Contracting consultants to work at night and weekends – envisioned in the new contract – without ensuring the availability of the teams of staff needed to make them productive, is probably a bigger disincentive for most than any theoretical or actual loss of income. In countries with mixed public-private health systems, such as Ireland, doctors often choose private practice for the assurance of having the necessary resources and care teams to enable them to use their skills, more than for the earning opportunities.
There is much of value in the contract which most doctors are rejecting. It includes a salary of which almost all other State employees could only dream; funding for continuing professional development and a commitment to facilitate research, which are measures essential to maintaining high-quality patient care.
However, sifting through the several hundred pages in 12 supporting documents on the HSE website reveals little to assure prospective consultants that they will have the essentials they need for productive work in the additional periods for which they will be contracted.
One document states that sufficient skilled staff will be rostered “to provide appropriate high-quality patient care and to meet anticipated service demands”. However, this is often not achieved during the hours that consultants are currently contracted to work.
Rejection of the offer by most of those surveyed – future consultants (64 per cent), consultants overseas (59 per cent), current contract holders (57 per cent rejection) – shows how little trust they have that the Department of Health and HSE will put in place the elements needed to make the new contract work for the benefit of patients.
The attention to the challenges of producing sufficient doctors to meet Ireland’s growing need in the Government’s March 2023 analysis of medical workforce supply report is to be welcomed. However, there is little new in it. Broadly speaking, we already graduate enough Irish/EU nationals to meet our needs but we don’t retain them,and we don’t get them back to Ireland when they have completed their specialist training abroad.

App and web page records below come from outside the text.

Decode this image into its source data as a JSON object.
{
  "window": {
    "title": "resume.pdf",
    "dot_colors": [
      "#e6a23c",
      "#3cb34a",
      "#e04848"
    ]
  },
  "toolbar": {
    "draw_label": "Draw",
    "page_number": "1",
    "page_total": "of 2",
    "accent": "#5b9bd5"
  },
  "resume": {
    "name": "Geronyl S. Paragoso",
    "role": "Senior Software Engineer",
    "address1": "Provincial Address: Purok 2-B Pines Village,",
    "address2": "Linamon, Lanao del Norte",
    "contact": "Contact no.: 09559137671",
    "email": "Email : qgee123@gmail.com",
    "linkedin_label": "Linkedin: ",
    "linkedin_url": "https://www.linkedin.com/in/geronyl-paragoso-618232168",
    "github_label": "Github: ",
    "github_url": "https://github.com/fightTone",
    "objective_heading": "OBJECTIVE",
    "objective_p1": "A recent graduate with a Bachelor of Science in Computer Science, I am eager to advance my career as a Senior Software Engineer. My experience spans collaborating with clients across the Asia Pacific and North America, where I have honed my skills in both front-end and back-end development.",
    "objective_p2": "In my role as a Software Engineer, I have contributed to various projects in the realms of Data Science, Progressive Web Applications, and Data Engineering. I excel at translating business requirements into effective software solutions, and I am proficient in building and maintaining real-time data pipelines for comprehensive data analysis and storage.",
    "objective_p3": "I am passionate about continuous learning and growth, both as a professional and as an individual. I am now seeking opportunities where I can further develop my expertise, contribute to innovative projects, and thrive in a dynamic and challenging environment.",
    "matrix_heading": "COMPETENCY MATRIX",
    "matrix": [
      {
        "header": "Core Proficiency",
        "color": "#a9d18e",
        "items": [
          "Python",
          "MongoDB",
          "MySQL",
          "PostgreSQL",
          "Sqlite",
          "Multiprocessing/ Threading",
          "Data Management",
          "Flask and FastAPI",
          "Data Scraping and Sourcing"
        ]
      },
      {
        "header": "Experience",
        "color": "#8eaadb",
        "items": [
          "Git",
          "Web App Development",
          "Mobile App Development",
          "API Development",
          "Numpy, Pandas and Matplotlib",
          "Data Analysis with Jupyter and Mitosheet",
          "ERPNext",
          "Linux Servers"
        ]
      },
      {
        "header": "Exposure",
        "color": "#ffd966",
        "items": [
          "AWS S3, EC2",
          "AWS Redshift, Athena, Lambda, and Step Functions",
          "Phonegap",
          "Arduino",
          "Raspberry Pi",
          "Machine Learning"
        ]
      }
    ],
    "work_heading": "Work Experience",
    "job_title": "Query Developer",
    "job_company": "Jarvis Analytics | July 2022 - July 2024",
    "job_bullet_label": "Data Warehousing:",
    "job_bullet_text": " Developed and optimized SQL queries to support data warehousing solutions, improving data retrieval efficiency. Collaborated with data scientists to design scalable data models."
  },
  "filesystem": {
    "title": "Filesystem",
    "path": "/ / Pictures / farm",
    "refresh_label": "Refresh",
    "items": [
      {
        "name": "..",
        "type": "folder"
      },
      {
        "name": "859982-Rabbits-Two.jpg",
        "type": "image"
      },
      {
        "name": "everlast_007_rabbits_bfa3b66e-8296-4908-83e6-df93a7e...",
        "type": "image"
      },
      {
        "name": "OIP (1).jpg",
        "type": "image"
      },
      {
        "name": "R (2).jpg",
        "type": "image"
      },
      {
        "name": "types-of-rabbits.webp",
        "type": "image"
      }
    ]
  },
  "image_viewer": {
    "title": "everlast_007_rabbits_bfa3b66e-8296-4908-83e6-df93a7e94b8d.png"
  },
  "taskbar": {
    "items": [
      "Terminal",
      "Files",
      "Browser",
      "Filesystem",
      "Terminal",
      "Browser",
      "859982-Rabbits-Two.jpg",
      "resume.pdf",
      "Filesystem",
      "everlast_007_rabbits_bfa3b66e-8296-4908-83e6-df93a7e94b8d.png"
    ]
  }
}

Ireland is not alone in facing such challenges. But we are an outlier among wealthy countries in the unremitting scale of emigration by the doctors we train, and in our relentless reliance on recruiting doctors from poorer countries who can even less afford to lose the doctors they produce.
Health-damaging working conditions are the main reason Irish-trained doctors won’t stay. These stem mainly from shortages of all frontline staff, including consultants, undermining training and requiring trainees and non-trainees to spend an inordinate amount of time on activities that lesser trained staff could and should be doing.
This piecemeal approach, looking to get agreement on a new consultant contract while neglecting the broader health workforce needs, is unlikely to work or be good value for money. Those who aspire to be consultants in Ireland need to know what will be done to ensure that there are nurses, other health professionals and resources needed to make hospital specialist-led teams productive, outside of current contracted hours, for the benefit for patients.
Negotiating a fair pay deal for consultants, which may be in the face of competition from other anglophone countries who often value Irish-trained doctors more than Ireland does, is a lot easier than putting in place the conditions of work that will prevent widespread disillusion, burnout and ongoing emigration by Irish doctors, who are a resource that we cannot afford to continue to lose.
Ruairí Brugha is emeritus professor of public health at the RCSI University of Medicine and Health Sciences